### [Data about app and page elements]
== == ==

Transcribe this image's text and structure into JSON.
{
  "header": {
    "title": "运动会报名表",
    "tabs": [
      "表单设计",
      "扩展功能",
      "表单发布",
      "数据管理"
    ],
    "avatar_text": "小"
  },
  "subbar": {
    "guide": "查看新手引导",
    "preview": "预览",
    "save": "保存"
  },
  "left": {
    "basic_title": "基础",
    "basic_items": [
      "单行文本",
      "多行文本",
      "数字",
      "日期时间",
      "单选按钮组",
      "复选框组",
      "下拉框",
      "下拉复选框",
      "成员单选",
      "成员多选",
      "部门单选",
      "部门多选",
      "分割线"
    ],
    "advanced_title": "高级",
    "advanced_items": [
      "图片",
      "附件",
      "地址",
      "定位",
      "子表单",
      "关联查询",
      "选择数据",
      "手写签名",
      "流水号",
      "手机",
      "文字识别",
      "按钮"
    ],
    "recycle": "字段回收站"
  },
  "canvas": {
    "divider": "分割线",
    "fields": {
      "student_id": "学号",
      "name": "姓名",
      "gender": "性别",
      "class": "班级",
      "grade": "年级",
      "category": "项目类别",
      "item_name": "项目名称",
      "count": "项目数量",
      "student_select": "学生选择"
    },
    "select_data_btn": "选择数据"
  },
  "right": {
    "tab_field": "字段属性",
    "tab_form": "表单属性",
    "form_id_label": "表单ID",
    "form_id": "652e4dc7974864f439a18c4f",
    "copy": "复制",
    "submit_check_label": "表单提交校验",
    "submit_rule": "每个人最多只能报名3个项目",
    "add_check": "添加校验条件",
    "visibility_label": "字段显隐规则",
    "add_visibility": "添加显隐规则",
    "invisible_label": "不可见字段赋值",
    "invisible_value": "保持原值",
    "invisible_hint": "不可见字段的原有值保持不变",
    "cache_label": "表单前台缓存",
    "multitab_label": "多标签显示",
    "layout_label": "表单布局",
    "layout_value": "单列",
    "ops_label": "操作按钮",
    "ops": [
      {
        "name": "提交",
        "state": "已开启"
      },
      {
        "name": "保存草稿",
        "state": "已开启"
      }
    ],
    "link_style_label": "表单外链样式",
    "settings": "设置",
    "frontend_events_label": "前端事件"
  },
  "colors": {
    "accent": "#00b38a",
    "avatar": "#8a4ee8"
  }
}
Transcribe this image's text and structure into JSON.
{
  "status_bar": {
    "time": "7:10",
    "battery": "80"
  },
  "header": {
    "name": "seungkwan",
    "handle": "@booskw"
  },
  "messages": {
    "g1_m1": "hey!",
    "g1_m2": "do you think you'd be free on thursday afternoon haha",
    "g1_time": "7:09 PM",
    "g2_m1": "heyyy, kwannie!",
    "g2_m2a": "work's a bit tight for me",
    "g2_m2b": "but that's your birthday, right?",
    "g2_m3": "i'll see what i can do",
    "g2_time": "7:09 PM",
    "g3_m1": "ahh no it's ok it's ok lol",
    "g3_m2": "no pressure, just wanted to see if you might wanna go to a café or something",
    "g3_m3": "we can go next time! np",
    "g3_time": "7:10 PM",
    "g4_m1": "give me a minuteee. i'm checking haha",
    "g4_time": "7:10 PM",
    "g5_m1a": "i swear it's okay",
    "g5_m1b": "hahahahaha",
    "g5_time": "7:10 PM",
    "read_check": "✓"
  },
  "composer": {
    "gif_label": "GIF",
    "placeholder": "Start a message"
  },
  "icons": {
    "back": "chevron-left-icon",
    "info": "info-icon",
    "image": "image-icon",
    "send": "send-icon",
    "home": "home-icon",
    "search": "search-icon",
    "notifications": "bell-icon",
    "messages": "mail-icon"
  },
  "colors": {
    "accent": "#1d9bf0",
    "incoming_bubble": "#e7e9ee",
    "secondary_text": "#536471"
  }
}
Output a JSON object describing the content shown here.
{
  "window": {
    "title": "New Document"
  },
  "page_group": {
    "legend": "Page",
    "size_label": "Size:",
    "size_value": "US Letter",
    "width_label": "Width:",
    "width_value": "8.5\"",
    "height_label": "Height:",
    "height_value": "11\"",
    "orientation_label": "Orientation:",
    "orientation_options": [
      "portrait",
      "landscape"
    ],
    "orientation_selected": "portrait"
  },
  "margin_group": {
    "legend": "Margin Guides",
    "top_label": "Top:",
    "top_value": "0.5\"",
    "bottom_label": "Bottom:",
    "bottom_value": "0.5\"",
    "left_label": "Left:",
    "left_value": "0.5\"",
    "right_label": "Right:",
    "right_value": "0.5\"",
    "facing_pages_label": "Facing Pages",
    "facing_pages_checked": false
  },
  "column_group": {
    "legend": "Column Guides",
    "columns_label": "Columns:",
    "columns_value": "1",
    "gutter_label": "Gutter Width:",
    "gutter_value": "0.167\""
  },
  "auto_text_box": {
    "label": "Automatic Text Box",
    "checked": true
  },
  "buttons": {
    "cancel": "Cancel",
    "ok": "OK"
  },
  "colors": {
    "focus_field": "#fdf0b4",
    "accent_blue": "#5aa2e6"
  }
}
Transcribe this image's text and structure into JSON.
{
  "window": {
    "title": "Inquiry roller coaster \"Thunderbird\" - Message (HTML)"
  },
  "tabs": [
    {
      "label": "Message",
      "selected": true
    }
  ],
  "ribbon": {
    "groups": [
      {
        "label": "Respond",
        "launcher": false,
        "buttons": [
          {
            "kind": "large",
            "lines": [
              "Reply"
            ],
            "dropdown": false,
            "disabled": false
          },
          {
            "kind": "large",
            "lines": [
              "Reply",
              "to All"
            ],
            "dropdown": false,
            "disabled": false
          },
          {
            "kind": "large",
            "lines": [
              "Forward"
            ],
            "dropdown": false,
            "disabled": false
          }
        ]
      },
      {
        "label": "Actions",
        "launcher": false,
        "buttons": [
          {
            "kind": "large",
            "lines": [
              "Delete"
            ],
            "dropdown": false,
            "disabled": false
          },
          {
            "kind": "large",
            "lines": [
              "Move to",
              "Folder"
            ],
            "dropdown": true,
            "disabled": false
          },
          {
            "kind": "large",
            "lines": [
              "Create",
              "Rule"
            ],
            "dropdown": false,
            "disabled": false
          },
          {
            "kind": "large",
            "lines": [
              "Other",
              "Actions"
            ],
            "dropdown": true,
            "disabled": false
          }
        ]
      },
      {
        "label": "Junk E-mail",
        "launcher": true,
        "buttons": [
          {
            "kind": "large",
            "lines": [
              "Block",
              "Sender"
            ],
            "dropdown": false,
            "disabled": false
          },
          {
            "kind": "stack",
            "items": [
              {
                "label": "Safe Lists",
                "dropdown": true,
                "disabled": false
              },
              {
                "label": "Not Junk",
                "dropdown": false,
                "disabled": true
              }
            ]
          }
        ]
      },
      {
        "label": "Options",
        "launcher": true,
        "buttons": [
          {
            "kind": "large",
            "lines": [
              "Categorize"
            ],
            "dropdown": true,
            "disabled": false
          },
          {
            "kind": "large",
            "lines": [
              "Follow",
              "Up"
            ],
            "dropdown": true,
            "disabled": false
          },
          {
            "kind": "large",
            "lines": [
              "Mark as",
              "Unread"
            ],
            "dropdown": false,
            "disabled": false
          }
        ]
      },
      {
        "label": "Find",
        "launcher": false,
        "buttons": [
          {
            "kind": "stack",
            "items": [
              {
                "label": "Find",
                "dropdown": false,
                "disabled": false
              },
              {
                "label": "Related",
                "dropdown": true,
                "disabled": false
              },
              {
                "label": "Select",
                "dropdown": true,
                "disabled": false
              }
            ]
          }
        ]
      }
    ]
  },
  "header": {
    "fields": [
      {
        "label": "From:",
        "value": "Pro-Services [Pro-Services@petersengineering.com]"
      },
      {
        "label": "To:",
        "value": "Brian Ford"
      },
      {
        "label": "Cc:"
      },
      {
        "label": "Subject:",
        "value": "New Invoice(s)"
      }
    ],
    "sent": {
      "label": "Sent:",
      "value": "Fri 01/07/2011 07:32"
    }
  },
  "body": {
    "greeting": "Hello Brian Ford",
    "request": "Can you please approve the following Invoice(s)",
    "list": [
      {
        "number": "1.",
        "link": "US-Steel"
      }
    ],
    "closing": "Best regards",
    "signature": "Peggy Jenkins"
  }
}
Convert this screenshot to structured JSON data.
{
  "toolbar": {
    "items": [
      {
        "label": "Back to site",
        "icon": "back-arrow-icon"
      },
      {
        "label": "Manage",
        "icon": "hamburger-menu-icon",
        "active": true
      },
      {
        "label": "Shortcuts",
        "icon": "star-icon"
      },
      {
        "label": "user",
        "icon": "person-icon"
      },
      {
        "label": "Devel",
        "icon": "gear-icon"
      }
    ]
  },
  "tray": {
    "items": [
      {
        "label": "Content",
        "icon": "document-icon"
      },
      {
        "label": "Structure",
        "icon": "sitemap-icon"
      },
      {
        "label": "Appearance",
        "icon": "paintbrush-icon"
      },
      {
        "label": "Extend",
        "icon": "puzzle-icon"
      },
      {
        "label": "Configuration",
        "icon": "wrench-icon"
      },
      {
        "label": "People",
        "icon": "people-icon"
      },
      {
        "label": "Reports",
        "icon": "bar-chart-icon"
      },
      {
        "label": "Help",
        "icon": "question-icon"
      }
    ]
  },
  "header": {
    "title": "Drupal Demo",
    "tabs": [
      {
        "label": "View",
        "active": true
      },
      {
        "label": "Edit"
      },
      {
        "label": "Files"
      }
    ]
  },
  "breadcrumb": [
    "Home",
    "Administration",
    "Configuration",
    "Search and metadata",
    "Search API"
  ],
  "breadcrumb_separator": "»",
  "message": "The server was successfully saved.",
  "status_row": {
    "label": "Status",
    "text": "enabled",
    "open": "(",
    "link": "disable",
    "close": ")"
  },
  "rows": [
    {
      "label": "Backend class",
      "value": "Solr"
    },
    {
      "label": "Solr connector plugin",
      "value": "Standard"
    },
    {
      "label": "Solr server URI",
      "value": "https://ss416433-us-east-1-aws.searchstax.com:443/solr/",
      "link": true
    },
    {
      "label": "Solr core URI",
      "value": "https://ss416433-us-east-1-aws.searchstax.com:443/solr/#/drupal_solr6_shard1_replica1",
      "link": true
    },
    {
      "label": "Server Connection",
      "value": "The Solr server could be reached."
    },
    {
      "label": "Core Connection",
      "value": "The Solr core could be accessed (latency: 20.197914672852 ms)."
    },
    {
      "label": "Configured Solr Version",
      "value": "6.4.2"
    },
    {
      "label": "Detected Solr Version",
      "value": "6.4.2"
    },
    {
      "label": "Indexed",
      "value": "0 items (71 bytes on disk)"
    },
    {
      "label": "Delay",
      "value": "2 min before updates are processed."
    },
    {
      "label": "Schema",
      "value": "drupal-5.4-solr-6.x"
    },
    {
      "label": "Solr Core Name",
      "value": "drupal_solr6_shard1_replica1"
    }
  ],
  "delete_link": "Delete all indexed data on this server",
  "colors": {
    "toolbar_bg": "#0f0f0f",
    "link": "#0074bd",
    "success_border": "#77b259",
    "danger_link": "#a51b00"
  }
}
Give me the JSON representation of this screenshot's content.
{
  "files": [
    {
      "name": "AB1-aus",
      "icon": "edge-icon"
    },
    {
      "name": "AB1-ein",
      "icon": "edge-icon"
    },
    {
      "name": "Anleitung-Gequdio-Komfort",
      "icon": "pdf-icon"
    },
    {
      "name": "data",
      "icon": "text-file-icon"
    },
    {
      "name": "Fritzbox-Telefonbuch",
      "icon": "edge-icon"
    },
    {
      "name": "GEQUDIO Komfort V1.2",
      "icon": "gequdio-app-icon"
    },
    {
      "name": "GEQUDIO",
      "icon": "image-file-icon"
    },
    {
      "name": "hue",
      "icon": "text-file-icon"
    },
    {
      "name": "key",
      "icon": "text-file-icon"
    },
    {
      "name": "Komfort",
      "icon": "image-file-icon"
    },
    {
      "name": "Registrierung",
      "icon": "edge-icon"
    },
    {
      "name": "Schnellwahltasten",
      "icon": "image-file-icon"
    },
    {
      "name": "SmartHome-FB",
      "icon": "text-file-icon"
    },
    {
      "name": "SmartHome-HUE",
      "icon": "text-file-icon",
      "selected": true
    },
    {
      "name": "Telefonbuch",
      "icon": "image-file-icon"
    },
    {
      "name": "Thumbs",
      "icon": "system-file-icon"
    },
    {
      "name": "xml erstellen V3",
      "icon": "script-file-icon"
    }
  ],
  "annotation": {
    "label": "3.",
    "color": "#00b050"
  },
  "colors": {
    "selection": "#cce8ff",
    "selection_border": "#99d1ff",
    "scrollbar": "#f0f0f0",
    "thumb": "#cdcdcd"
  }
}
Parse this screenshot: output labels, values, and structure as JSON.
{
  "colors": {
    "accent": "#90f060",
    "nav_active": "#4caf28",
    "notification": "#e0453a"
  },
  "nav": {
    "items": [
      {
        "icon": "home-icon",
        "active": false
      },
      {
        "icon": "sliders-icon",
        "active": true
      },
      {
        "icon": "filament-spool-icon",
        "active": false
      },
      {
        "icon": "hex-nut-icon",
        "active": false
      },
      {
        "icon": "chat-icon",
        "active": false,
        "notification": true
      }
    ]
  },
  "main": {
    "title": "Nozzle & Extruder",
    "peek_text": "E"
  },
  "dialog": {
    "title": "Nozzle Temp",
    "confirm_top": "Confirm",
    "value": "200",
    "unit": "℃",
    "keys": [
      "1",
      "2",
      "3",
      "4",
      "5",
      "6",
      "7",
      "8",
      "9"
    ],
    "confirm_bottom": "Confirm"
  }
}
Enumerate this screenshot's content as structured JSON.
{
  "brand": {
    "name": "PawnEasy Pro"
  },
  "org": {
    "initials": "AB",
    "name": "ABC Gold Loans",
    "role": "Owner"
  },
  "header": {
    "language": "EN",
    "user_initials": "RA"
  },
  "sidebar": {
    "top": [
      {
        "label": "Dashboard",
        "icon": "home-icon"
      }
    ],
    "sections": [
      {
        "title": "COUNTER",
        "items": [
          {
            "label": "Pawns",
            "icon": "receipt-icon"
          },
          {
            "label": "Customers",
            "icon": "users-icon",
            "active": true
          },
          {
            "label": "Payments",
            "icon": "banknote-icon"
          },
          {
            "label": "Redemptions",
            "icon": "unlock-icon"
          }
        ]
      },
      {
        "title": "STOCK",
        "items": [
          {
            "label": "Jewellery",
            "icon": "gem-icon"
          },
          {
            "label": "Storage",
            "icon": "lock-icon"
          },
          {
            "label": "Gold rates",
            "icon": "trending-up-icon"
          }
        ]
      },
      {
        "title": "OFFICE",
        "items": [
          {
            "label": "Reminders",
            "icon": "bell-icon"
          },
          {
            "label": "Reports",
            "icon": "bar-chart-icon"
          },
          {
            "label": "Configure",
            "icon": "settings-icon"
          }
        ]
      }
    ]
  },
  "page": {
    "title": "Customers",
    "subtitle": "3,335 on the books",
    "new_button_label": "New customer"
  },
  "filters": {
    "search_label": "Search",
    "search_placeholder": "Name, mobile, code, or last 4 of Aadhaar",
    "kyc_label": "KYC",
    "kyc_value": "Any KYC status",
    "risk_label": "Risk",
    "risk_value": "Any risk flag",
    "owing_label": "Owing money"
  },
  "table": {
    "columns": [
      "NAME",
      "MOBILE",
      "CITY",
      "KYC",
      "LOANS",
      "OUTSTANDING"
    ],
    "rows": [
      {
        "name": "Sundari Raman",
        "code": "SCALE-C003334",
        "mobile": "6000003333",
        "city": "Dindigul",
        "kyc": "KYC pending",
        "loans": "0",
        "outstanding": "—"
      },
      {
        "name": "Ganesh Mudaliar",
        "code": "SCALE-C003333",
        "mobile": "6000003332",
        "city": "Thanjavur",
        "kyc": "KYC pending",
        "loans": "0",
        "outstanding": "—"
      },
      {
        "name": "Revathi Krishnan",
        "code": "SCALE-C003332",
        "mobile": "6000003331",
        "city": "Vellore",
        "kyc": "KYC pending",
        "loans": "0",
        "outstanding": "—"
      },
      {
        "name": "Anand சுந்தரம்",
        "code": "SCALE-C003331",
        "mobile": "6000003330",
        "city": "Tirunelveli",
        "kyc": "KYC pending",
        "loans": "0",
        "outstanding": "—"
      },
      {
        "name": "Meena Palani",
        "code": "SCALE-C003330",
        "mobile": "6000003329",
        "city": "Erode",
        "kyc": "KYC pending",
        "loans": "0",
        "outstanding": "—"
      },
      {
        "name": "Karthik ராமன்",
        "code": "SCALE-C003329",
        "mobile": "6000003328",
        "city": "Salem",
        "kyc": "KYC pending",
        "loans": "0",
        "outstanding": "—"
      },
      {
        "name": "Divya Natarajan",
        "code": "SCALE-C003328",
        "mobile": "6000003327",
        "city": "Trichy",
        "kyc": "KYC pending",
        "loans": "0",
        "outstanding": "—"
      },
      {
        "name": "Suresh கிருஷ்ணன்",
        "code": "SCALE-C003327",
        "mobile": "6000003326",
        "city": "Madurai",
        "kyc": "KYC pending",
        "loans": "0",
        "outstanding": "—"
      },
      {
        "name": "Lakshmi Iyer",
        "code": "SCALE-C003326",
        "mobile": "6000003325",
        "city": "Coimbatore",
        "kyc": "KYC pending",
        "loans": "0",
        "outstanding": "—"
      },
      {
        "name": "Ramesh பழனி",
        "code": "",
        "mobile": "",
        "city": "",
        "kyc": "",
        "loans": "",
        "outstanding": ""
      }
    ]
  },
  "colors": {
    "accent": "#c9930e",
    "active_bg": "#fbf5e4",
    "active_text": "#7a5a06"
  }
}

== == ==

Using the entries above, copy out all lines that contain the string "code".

    "search_placeholder": "Name, mobile, code, or last 4 of Aadhaar",
        "code": "SCALE-C003334",
        "code": "SCALE-C003333",
        "code": "SCALE-C003332",
        "code": "SCALE-C003331",
        "code": "SCALE-C003330",
        "code": "SCALE-C003329",
        "code": "SCALE-C003328",
        "code": "SCALE-C003327",
        "code": "SCALE-C003326",
        "code": "",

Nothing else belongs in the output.